*** Opening of MATERIAL TO PROCESS ***
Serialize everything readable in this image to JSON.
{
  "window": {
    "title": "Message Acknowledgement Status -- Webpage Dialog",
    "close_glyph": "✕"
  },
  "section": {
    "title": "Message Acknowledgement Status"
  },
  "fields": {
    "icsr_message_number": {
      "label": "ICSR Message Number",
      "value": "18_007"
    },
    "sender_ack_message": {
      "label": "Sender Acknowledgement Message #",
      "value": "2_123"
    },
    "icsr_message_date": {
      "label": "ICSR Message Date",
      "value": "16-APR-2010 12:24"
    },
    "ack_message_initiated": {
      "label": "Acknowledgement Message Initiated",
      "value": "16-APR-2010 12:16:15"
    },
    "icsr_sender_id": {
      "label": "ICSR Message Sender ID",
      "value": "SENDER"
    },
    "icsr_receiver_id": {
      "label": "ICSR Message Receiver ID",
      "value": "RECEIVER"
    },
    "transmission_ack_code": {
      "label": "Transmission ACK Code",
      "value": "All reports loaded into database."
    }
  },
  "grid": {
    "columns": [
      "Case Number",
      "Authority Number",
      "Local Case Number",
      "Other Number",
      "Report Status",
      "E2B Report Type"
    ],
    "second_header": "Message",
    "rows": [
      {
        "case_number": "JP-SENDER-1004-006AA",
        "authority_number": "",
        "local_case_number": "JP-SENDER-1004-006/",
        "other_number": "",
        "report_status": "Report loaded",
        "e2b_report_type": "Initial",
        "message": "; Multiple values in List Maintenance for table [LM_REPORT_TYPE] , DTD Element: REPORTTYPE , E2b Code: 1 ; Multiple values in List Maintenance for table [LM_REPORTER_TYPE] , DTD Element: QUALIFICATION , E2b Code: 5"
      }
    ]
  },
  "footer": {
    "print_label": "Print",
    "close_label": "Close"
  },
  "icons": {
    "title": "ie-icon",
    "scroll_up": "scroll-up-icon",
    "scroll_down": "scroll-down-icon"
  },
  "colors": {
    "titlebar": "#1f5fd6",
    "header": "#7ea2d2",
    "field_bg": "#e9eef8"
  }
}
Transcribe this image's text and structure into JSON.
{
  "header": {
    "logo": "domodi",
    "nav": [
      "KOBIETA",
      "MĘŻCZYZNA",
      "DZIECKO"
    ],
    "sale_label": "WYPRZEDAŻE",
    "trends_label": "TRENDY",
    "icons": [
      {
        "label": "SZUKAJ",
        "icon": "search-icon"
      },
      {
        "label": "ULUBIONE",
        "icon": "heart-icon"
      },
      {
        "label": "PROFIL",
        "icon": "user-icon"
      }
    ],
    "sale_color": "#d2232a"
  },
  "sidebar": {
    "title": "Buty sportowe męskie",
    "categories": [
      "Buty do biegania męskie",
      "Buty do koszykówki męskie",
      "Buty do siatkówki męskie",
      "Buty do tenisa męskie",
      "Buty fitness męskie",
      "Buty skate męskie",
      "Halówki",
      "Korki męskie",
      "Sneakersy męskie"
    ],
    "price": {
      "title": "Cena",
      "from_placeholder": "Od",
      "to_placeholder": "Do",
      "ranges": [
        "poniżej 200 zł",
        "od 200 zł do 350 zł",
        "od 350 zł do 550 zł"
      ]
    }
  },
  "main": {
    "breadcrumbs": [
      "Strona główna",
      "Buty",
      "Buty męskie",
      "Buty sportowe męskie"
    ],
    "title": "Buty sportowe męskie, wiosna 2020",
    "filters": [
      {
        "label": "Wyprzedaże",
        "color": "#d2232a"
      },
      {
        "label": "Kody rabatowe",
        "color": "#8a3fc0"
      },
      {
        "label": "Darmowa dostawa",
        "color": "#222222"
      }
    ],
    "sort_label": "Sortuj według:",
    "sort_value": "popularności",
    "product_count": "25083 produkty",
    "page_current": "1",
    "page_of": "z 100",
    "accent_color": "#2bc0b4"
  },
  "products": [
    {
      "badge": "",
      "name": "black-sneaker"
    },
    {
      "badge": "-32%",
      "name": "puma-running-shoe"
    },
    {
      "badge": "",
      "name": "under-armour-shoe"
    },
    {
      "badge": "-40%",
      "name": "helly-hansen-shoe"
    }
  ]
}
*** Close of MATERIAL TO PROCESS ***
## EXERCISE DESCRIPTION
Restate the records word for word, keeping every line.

## WRITTEN RESPONSE
Serialize everything readable in this image to JSON.
{
  "window": {
    "title": "Message Acknowledgement Status -- Webpage Dialog",
    "close_glyph": "✕"
  },
  "section": {
    "title": "Message Acknowledgement Status"
  },
  "fields": {
    "icsr_message_number": {
      "label": "ICSR Message Number",
      "value": "18_007"
    },
    "sender_ack_message": {
      "label": "Sender Acknowledgement Message #",
      "value": "2_123"
    },
    "icsr_message_date": {
      "label": "ICSR Message Date",
      "value": "16-APR-2010 12:24"
    },
    "ack_message_initiated": {
      "label": "Acknowledgement Message Initiated",
      "value": "16-APR-2010 12:16:15"
    },
    "icsr_sender_id": {
      "label": "ICSR Message Sender ID",
      "value": "SENDER"
    },
    "icsr_receiver_id": {
      "label": "ICSR Message Receiver ID",
      "value": "RECEIVER"
    },
    "transmission_ack_code": {
      "label": "Transmission ACK Code",
      "value": "All reports loaded into database."
    }
  },
  "grid": {
    "columns": [
      "Case Number",
      "Authority Number",
      "Local Case Number",
      "Other Number",
      "Report Status",
      "E2B Report Type"
    ],
    "second_header": "Message",
    "rows": [
      {
        "case_number": "JP-SENDER-1004-006AA",
        "authority_number": "",
        "local_case_number": "JP-SENDER-1004-006/",
        "other_number": "",
        "report_status": "Report loaded",
        "e2b_report_type": "Initial",
        "message": "; Multiple values in List Maintenance for table [LM_REPORT_TYPE] , DTD Element: REPORTTYPE , E2b Code: 1 ; Multiple values in List Maintenance for table [LM_REPORTER_TYPE] , DTD Element: QUALIFICATION , E2b Code: 5"
      }
    ]
  },
  "footer": {
    "print_label": "Print",
    "close_label": "Close"
  },
  "icons": {
    "title": "ie-icon",
    "scroll_up": "scroll-up-icon",
    "scroll_down": "scroll-down-icon"
  },
  "colors": {
    "titlebar": "#1f5fd6",
    "header": "#7ea2d2",
    "field_bg": "#e9eef8"
  }
}
Transcribe this image's text and structure into JSON.
{
  "header": {
    "logo": "domodi",
    "nav": [
      "KOBIETA",
      "MĘŻCZYZNA",
      "DZIECKO"
    ],
    "sale_label": "WYPRZEDAŻE",
    "trends_label": "TRENDY",
    "icons": [
      {
        "label": "SZUKAJ",
        "icon": "search-icon"
      },
      {
        "label": "ULUBIONE",
        "icon": "heart-icon"
      },
      {
        "label": "PROFIL",
        "icon": "user-icon"
      }
    ],
    "sale_color": "#d2232a"
  },
  "sidebar": {
    "title": "Buty sportowe męskie",
    "categories": [
      "Buty do biegania męskie",
      "Buty do koszykówki męskie",
      "Buty do siatkówki męskie",
      "Buty do tenisa męskie",
      "Buty fitness męskie",
      "Buty skate męskie",
      "Halówki",
      "Korki męskie",
      "Sneakersy męskie"
    ],
    "price": {
      "title": "Cena",
      "from_placeholder": "Od",
      "to_placeholder": "Do",
      "ranges": [
        "poniżej 200 zł",
        "od 200 zł do 350 zł",
        "od 350 zł do 550 zł"
      ]
    }
  },
  "main": {
    "breadcrumbs": [
      "Strona główna",
      "Buty",
      "Buty męskie",
      "Buty sportowe męskie"
    ],
    "title": "Buty sportowe męskie, wiosna 2020",
    "filters": [
      {
        "label": "Wyprzedaże",
        "color": "#d2232a"
      },
      {
        "label": "Kody rabatowe",
        "color": "#8a3fc0"
      },
      {
        "label": "Darmowa dostawa",
        "color": "#222222"
      }
    ],
    "sort_label": "Sortuj według:",
    "sort_value": "popularności",
    "product_count": "25083 produkty",
    "page_current": "1",
    "page_of": "z 100",
    "accent_color": "#2bc0b4"
  },
  "products": [
    {
      "badge": "",
      "name": "black-sneaker"
    },
    {
      "badge": "-32%",
      "name": "puma-running-shoe"
    },
    {
      "badge": "",
      "name": "under-armour-shoe"
    },
    {
      "badge": "-40%",
      "name": "helly-hansen-shoe"
    }
  ]
}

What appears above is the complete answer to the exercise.